Work order:
Find the string "title" in the data, then copy every line where it is found.

---------- The input ----------

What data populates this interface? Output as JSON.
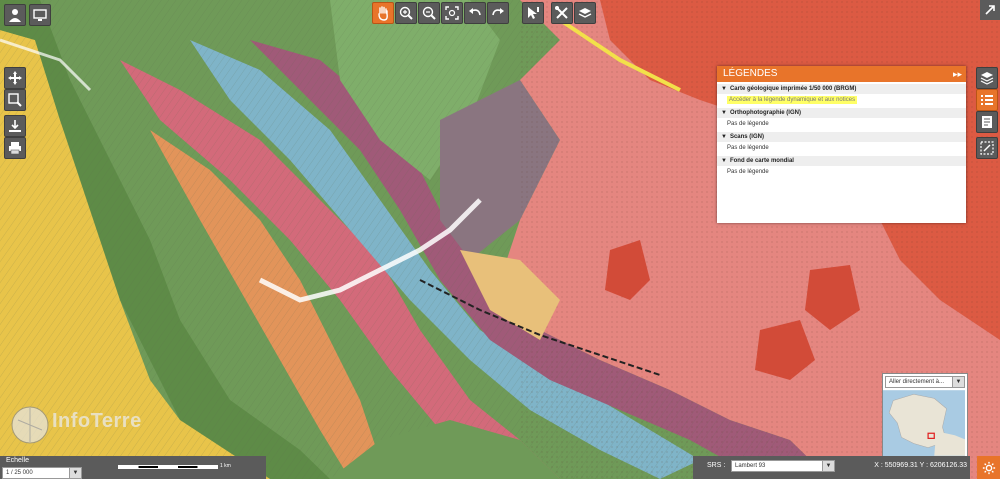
{
  "logo": {
    "text": "InfoTerre"
  },
  "legend": {
    "title": "LÉGENDES",
    "collapse_glyph": "▸▸",
    "sections": [
      {
        "title": "Carte géologique imprimée 1/50 000 (BRGM)",
        "link": "Accéder à la légende dynamique et aux notices"
      },
      {
        "title": "Orthophotographie (IGN)",
        "text": "Pas de légende"
      },
      {
        "title": "Scans (IGN)",
        "text": "Pas de légende"
      },
      {
        "title": "Fond de carte mondial",
        "text": "Pas de légende"
      }
    ]
  },
  "scale": {
    "label": "Echelle",
    "value": "1 / 25 000",
    "bar_label": "1 km"
  },
  "srs": {
    "label": "SRS :",
    "value": "Lambert 93"
  },
  "coords": {
    "text": "X : 550969.31 Y : 6206126.33"
  },
  "minimap": {
    "goto_placeholder": "Aller directement à..."
  },
  "colors": {
    "accent": "#e8742a",
    "toolbar": "#5b5b5b",
    "highlight": "#ffff66"
  }
}
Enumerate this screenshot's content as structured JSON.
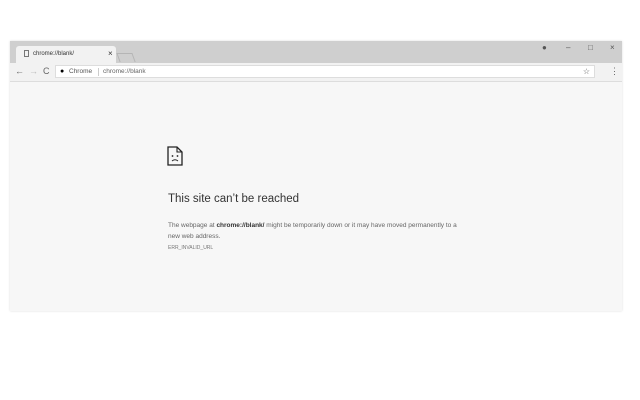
{
  "tab": {
    "title": "chrome://blank/",
    "close": "×"
  },
  "window_controls": {
    "profile": "●",
    "minimize": "–",
    "maximize": "□",
    "close": "×"
  },
  "toolbar": {
    "back": "←",
    "forward": "→",
    "reload": "C",
    "security_chip": "Chrome",
    "url": "chrome://blank",
    "star": "☆",
    "menu": "⋮"
  },
  "error": {
    "title": "This site can’t be reached",
    "msg_pre": "The webpage at ",
    "msg_url": "chrome://blank/",
    "msg_post": " might be temporarily down or it may have moved permanently to a new web address.",
    "code": "ERR_INVALID_URL"
  }
}
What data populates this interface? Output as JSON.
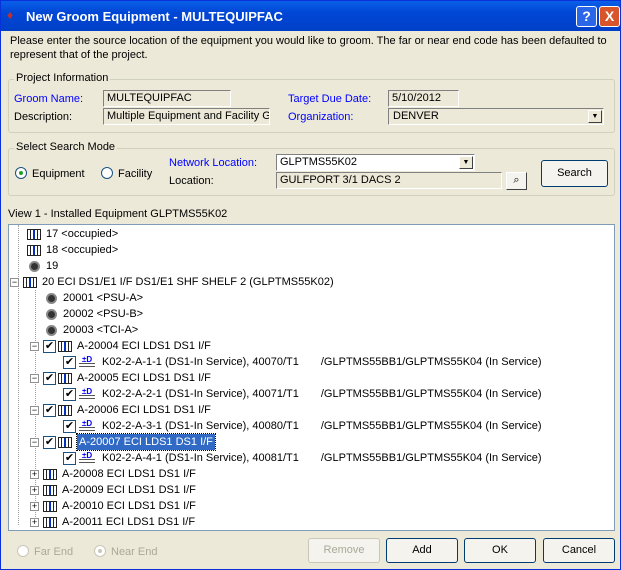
{
  "window": {
    "title": "New Groom Equipment - MULTEQUIPFAC",
    "help": "?",
    "close": "X"
  },
  "instructions": "Please enter the source location of the equipment you would like to groom. The far or near end code has been defaulted to represent that of the project.",
  "project": {
    "legend": "Project Information",
    "groom_name_label": "Groom Name:",
    "groom_name": "MULTEQUIPFAC",
    "description_label": "Description:",
    "description": "Multiple Equipment and Facility Gro",
    "due_label": "Target Due Date:",
    "due": "5/10/2012",
    "org_label": "Organization:",
    "org": "DENVER"
  },
  "search": {
    "legend": "Select Search Mode",
    "equipment": "Equipment",
    "facility": "Facility",
    "netloc_label": "Network Location:",
    "netloc": "GLPTMS55K02",
    "location_label": "Location:",
    "location": "GULFPORT 3/1 DACS 2",
    "search_btn": "Search"
  },
  "view_label": "View 1 - Installed Equipment  GLPTMS55K02",
  "tree": [
    {
      "text": "17 <occupied>"
    },
    {
      "text": "18 <occupied>"
    },
    {
      "text": "19"
    },
    {
      "text": "20 ECI DS1/E1 I/F DS1/E1 SHF SHELF 2  (GLPTMS55K02)"
    },
    {
      "text": "20001 <PSU-A>"
    },
    {
      "text": "20002 <PSU-B>"
    },
    {
      "text": "20003 <TCI-A>"
    },
    {
      "text": "A-20004 ECI LDS1 DS1 I/F"
    },
    {
      "text": "K02-2-A-1-1 (DS1-In Service), 40070/T1",
      "path": "/GLPTMS55BB1/GLPTMS55K04 (In Service)"
    },
    {
      "text": "A-20005 ECI LDS1 DS1 I/F"
    },
    {
      "text": "K02-2-A-2-1 (DS1-In Service), 40071/T1",
      "path": "/GLPTMS55BB1/GLPTMS55K04 (In Service)"
    },
    {
      "text": "A-20006 ECI LDS1 DS1 I/F"
    },
    {
      "text": "K02-2-A-3-1 (DS1-In Service), 40080/T1",
      "path": "/GLPTMS55BB1/GLPTMS55K04 (In Service)"
    },
    {
      "text": "A-20007 ECI LDS1 DS1 I/F"
    },
    {
      "text": "K02-2-A-4-1 (DS1-In Service), 40081/T1",
      "path": "/GLPTMS55BB1/GLPTMS55K04 (In Service)"
    },
    {
      "text": "A-20008 ECI LDS1 DS1 I/F"
    },
    {
      "text": "A-20009 ECI LDS1 DS1 I/F"
    },
    {
      "text": "A-20010 ECI LDS1 DS1 I/F"
    },
    {
      "text": "A-20011 ECI LDS1 DS1 I/F"
    }
  ],
  "footer": {
    "far_end": "Far End",
    "near_end": "Near End",
    "remove": "Remove",
    "add": "Add",
    "ok": "OK",
    "cancel": "Cancel"
  }
}
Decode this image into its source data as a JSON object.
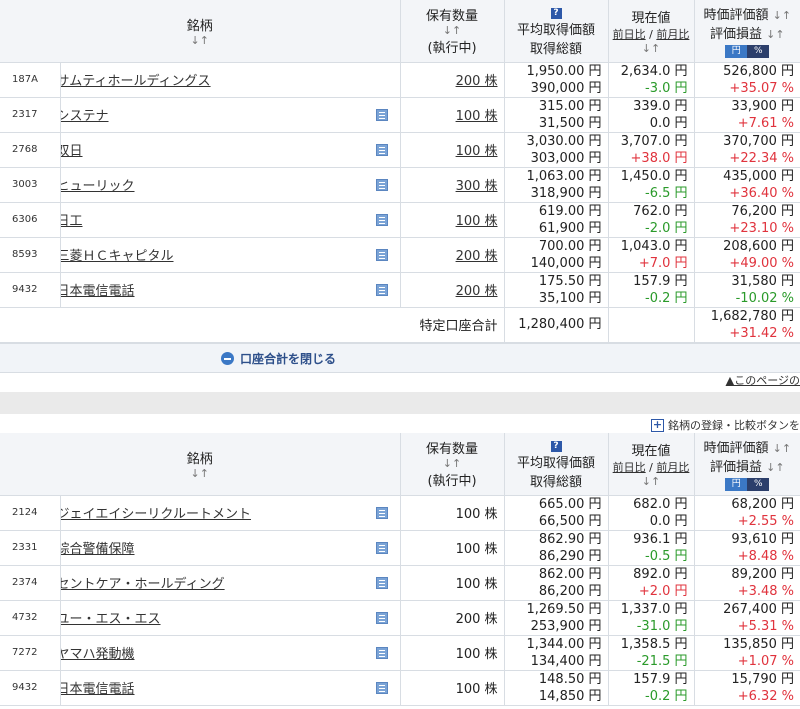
{
  "header": {
    "col_name": "銘柄",
    "col_qty": "保有数量",
    "col_qty_sub": "(執行中)",
    "col_avg": "平均取得価額",
    "col_avg_sub": "取得総額",
    "col_price": "現在値",
    "col_price_sub_a": "前日比",
    "col_price_sub_b": "前月比",
    "col_value": "時価評価額",
    "col_value_sub": "評価損益",
    "sort_glyph": "↓↑",
    "help_glyph": "?",
    "unit_yen": "円",
    "unit_pct": "%"
  },
  "table1": {
    "rows": [
      {
        "code": "187A",
        "name": "サムティホールディングス",
        "qty": "200 株",
        "avg": "1,950.00 円",
        "total": "390,000 円",
        "price": "2,634.0 円",
        "change": "-3.0 円",
        "change_class": "neg",
        "value": "526,800 円",
        "pl": "+35.07 %",
        "pl_class": "pos",
        "ledger": false
      },
      {
        "code": "2317",
        "name": "システナ",
        "qty": "100 株",
        "avg": "315.00 円",
        "total": "31,500 円",
        "price": "339.0 円",
        "change": "0.0 円",
        "change_class": "zero",
        "value": "33,900 円",
        "pl": "+7.61 %",
        "pl_class": "pos",
        "ledger": true
      },
      {
        "code": "2768",
        "name": "双日",
        "qty": "100 株",
        "avg": "3,030.00 円",
        "total": "303,000 円",
        "price": "3,707.0 円",
        "change": "+38.0 円",
        "change_class": "pos",
        "value": "370,700 円",
        "pl": "+22.34 %",
        "pl_class": "pos",
        "ledger": true
      },
      {
        "code": "3003",
        "name": "ヒューリック",
        "qty": "300 株",
        "avg": "1,063.00 円",
        "total": "318,900 円",
        "price": "1,450.0 円",
        "change": "-6.5 円",
        "change_class": "neg",
        "value": "435,000 円",
        "pl": "+36.40 %",
        "pl_class": "pos",
        "ledger": true
      },
      {
        "code": "6306",
        "name": "日工",
        "qty": "100 株",
        "avg": "619.00 円",
        "total": "61,900 円",
        "price": "762.0 円",
        "change": "-2.0 円",
        "change_class": "neg",
        "value": "76,200 円",
        "pl": "+23.10 %",
        "pl_class": "pos",
        "ledger": true
      },
      {
        "code": "8593",
        "name": "三菱ＨＣキャピタル",
        "qty": "200 株",
        "avg": "700.00 円",
        "total": "140,000 円",
        "price": "1,043.0 円",
        "change": "+7.0 円",
        "change_class": "pos",
        "value": "208,600 円",
        "pl": "+49.00 %",
        "pl_class": "pos",
        "ledger": true
      },
      {
        "code": "9432",
        "name": "日本電信電話",
        "qty": "200 株",
        "avg": "175.50 円",
        "total": "35,100 円",
        "price": "157.9 円",
        "change": "-0.2 円",
        "change_class": "neg",
        "value": "31,580 円",
        "pl": "-10.02 %",
        "pl_class": "neg",
        "ledger": true
      }
    ],
    "summary": {
      "label": "特定口座合計",
      "total": "1,280,400 円",
      "value": "1,682,780 円",
      "pl": "+31.42 %"
    }
  },
  "close_label": "口座合計を閉じる",
  "page_top": "▲このページの",
  "register_label": "銘柄の登録・比較ボタンを",
  "table2": {
    "rows": [
      {
        "code": "2124",
        "name": "ジェイエイシーリクルートメント",
        "qty": "100 株",
        "avg": "665.00 円",
        "total": "66,500 円",
        "price": "682.0 円",
        "change": "0.0 円",
        "change_class": "zero",
        "value": "68,200 円",
        "pl": "+2.55 %",
        "pl_class": "pos"
      },
      {
        "code": "2331",
        "name": "綜合警備保障",
        "qty": "100 株",
        "avg": "862.90 円",
        "total": "86,290 円",
        "price": "936.1 円",
        "change": "-0.5 円",
        "change_class": "neg",
        "value": "93,610 円",
        "pl": "+8.48 %",
        "pl_class": "pos"
      },
      {
        "code": "2374",
        "name": "セントケア・ホールディング",
        "qty": "100 株",
        "avg": "862.00 円",
        "total": "86,200 円",
        "price": "892.0 円",
        "change": "+2.0 円",
        "change_class": "pos",
        "value": "89,200 円",
        "pl": "+3.48 %",
        "pl_class": "pos"
      },
      {
        "code": "4732",
        "name": "ユー・エス・エス",
        "qty": "200 株",
        "avg": "1,269.50 円",
        "total": "253,900 円",
        "price": "1,337.0 円",
        "change": "-31.0 円",
        "change_class": "neg",
        "value": "267,400 円",
        "pl": "+5.31 %",
        "pl_class": "pos"
      },
      {
        "code": "7272",
        "name": "ヤマハ発動機",
        "qty": "100 株",
        "avg": "1,344.00 円",
        "total": "134,400 円",
        "price": "1,358.5 円",
        "change": "-21.5 円",
        "change_class": "neg",
        "value": "135,850 円",
        "pl": "+1.07 %",
        "pl_class": "pos"
      },
      {
        "code": "9432",
        "name": "日本電信電話",
        "qty": "100 株",
        "avg": "148.50 円",
        "total": "14,850 円",
        "price": "157.9 円",
        "change": "-0.2 円",
        "change_class": "neg",
        "value": "15,790 円",
        "pl": "+6.32 %",
        "pl_class": "pos"
      }
    ]
  }
}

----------

Solution below:
    "title": "LÉGENDES",
        "title": "Carte géologique imprimée 1/50 000 (BRGM)",
        "title": "Orthophotographie (IGN)",
        "title": "Scans (IGN)",
        "title": "Fond de carte mondial",
    "title": "chrome://blank/",
    "title": "This site can’t be reached",
    "title": "New Groom Equipment - MULTEQUIPFAC",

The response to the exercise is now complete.